“It comes in a wave of elections in which we’re seeing populists have a great deal of power,” Rice said Sunday during an interview with USA Today’s Capital Download. “But I think we’d make a mistake if we see populist candidates who don’t win and then we think it’s had no effect.”

Le Pen’s showing, while not enough for victory, was remarkable for a party that just several years ago was at the fringe of French politics.

The impact of populist voices is already having an effect on the next major electoral contest in Europe.

German Chancellor Angela Merkel’s popularity sunk as the effects of her “open-door” refugee policy in 2015 and 2016 and it cost her Christian Democratic Union party heavily in regional 2016 elections as the Alternative for Germany party rose.

With national elections due in the fall of 2017, Merkel’s party has shifted dramatically to the right and in favor of greater restrictions on radical Islam. Merkel herself has called for a burka ban. The shift in Merkel’s party shows the impact the populist movement can have outside of outright electoral victories by pressuring center-right parties to change course.

Something similar happened during the earlier stage of the French contest. Center-right candidate François Fillon adopted many of the positions espoused by Le Pen on terrorism, culture, and immigration, and even took a harder line towards the EU than candidates of his party in the past. Fillon was knocked out of the French contest when Le Pen and Macron advanced to the runoff election last month.

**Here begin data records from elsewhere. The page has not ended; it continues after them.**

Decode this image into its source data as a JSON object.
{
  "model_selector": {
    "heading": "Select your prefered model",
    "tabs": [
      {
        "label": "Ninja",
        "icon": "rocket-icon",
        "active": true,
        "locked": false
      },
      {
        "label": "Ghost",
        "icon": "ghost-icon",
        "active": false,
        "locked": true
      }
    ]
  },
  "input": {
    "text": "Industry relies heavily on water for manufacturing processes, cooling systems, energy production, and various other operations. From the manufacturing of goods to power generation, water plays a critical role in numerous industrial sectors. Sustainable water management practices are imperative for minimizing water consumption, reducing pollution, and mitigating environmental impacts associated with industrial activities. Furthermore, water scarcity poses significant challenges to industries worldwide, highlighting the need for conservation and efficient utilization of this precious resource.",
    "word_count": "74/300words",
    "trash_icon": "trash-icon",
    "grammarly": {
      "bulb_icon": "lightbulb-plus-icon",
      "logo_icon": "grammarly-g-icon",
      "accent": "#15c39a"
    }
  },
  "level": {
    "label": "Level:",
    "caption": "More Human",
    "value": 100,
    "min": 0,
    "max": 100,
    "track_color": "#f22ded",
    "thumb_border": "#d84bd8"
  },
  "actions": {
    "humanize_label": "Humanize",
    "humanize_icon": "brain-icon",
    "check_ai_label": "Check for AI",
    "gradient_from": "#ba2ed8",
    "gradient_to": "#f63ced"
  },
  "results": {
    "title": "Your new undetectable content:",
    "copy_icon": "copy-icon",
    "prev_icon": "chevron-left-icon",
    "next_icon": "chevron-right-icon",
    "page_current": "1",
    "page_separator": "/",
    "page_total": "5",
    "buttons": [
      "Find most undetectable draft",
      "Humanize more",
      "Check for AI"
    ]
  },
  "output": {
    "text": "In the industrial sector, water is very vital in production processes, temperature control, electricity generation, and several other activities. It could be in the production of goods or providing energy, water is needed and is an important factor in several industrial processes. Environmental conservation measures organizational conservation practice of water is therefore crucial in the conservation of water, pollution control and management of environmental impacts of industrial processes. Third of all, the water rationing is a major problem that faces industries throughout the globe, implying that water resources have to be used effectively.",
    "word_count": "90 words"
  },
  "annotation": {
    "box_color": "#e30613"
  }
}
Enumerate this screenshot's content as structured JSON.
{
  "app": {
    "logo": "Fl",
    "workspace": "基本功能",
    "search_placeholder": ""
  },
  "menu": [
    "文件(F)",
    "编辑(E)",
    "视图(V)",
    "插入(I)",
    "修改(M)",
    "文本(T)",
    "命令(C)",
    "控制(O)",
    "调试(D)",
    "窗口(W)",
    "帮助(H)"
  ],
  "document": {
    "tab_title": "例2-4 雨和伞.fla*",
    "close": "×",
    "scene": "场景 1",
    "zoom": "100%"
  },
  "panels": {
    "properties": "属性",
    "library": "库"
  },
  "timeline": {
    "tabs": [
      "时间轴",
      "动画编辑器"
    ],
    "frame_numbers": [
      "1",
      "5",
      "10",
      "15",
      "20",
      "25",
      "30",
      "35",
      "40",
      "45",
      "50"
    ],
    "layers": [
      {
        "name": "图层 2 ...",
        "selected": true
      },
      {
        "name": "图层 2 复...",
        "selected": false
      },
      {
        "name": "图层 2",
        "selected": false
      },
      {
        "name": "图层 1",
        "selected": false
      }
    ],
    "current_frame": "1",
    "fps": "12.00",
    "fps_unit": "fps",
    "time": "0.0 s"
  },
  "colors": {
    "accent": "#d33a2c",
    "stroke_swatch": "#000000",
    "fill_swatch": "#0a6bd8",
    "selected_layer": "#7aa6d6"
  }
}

“I really do believe that these populists are changing the character of the politics just by being there, so even mainstream candidates are having to respond to their agenda,” Rice said. “You see fewer people talking about free trade. You see countries talking about industrial policy and protectionism. It’s hard to defend immigrants almost any place in the world today … The rise of nativism is having an impact on the politics, even if the candidates aren’t winning.”